Interventions for at-risk students are being transformed through advanced technology, especially in the identification process for which students might be at-risk.
Traditionally, to identify which students are at-risk, the district or school sets standards in areas like attendance, grades, assessment scores, behavior incidents, etc. When students cross a certain threshold on any of these data points, they are considered for intervention.
However, the problem with this process is two-fold. Firstly, these thresholds are often educated guesses of what students need to achieve. It can be difficult to know if it is actually an indication of a student being at-risk of falling behind or dropping out in the long term. Secondly, usually only a single data point—not the wholistic view of the student—is used, which may be an anomaly.
The trouble—and the opportunity—is the overwhelming amount of information available on each student. It feels nearly impossible to think about all of these data points at once. We need to use this often-scattered data to make informed decisions that are more cohesive and indicative of true risk. With finite resources, better at-risk identification helps us provide resources more equitably.
How can technology empower this improved decision making? I’ll dive into four areas that are transforming at-risk student identification.
One of the biggest and most important hurdles districts need to overcome is integrating disparate data sources. We collect information on students everywhere, from student information systems (SIS) and state assessment systems to finance, transportation, and HR systems, not to mention sources of information like social & emotional learning (SEL) survey data or statewide longitudinal systems. Just think about all the sources of information out there.
Data management technology enables districts to create a data warehouse with integrated data connectors so that all of this information flows into a single source of truth; transforming the process of at-risk student identification.
With access to more than just a single assessment score or a student’s recent attendance records, we can not only better identify which students need intervention, but we can also better identify which areas they might need additional help with (what specifically are they struggling with?) and the best strategy to help them (did they score low because they have moved 3 times in the last year?).
Traditionally, if we want to use more than just a single data point, a comprehensive view of the student needs to be created. This time-consuming task is almost always out of date as soon as it is created. This is especially true if the information needs to be analyzed or put into graphs or charts to more easily identify trends. I have seen school districts compile this information into thick binders, using processes that can only be done annually because of the time it takes. To really understand the current level of each student’s achievement, we need ongoing access to the most recent information.
Furthermore, near real-time access to data makes flexible grouping in RTI or MTSS an actual possibility, not just a theoretical best practice. As soon as students start showing progress, it can be systematically identified and reported out on.
A cutting-edge topic in education, predictive analytics allow teachers and leaders to more effectively blend the science of data with the art decision-making. This enables school districts to redefine their thresholds of success to be more accurate.
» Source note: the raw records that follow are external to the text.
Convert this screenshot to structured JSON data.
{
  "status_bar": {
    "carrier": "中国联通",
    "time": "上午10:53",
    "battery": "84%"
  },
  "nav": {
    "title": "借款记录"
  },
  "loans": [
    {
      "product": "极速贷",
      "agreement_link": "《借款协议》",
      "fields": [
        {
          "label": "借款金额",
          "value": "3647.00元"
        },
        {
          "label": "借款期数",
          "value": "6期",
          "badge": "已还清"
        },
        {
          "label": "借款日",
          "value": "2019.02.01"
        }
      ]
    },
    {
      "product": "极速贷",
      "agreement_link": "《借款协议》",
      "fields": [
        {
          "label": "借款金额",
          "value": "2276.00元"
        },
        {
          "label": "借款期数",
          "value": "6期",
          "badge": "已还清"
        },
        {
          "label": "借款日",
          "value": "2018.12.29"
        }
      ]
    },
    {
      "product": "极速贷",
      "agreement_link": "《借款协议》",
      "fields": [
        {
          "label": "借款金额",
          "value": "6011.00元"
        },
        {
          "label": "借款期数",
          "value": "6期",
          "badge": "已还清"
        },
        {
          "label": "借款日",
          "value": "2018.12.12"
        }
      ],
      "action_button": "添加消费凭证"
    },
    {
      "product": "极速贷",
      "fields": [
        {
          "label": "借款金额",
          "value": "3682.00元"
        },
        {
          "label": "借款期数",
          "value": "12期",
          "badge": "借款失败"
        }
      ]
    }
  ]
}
Rather than making an educated guess that 90% attendance is required, predictive analytics might identify that in fact students with 85% attendance are successful.
This is what is really powerful about predictive analytics—it uses your specific data to identify students at risk. It enables us to really focus on those students that need our attention most. Closing the gap on over- or under-identifying students enables us to more equitably provide the right resources to the right students.
Beyond showing students “in the green” or “in the red,” predictive analytics can provide shades of red (who needs to most help and who is just on the edge of green). Giving us a tool to answer the tough questions such as prioritizing the use of limited resources.
Student data wall showing risk indicators
More than just access to a wholistic view of students in a timely fashion, data visualizations and role-based dashboards empower educators to take informed action quickly. For example, a quick view at a color-coded chart can easily tell a classroom teacher which students might need extra attention in class today. Trend charts can give a principal quick insight into the overall direction of student achievement. And patterns can be quickly spotted by an intervention specialist to create skill-based small groups.
Additionally, the ability to create cohorts of students and drill down to specific students enables us to see patterns as well as discern individual traits. When we are empowered with this insight at a glance or in just a couple of clicks, a transformation of how we spend our time takes place. Rather than spending time on an analysis of students, we spend our time focused on the actual instruction.
The process of at-risk identification is transforming. Through data management, predictive analytics, and data visualization we are empowered to make better, data-driven decisions. Hoonuit partners with districts to put these systems in place to support your initiatives and goals.
Learn more about the intervention transformation in our white paper, Facilitating Effective Interventions: Using Data-Driven Insights to Transform Your Processes.